HEADQUARTERS, August 5, 1862
General JUBAL A. EARLY.
Commanding Brigade, &c.:
GENERAL: Your letter* of the 23rd ultimo has just been received. I regret that you consider yourself unassigned to a command. I had hoped that your present command was agreeably to you. The service is important, requiring an officer of intelligence and capacity, and I know of no one to whom the brigade could be better intrusted than yourself. I consider, too, from your knowledge of the country and people, that you were peculiarly qualified for the duty, and congratulated myself that you were available. From the many changes constantly occurring in the service arising from causes beyond my control, it is difficult for me to consider any position more permanent than another.
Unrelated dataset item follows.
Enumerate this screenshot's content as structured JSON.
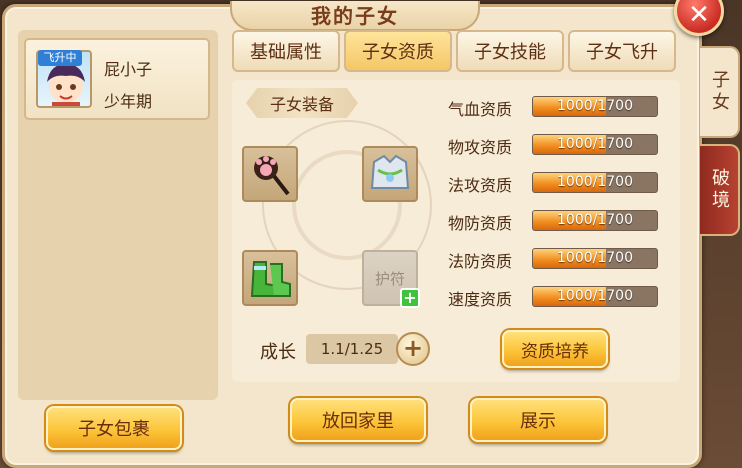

Your present brigade, it is true, was last commanded by General Elzey, and upon his restoration to duty it may be considered proper to assign him to it. But you surely would be considered entitled to another command, nor can General Orders, Numbers 47, in my opinion, apply to yourself or Generals Elzey and E. Johnson, inasmuch as your original brigades are in service. On entering upon duty with this army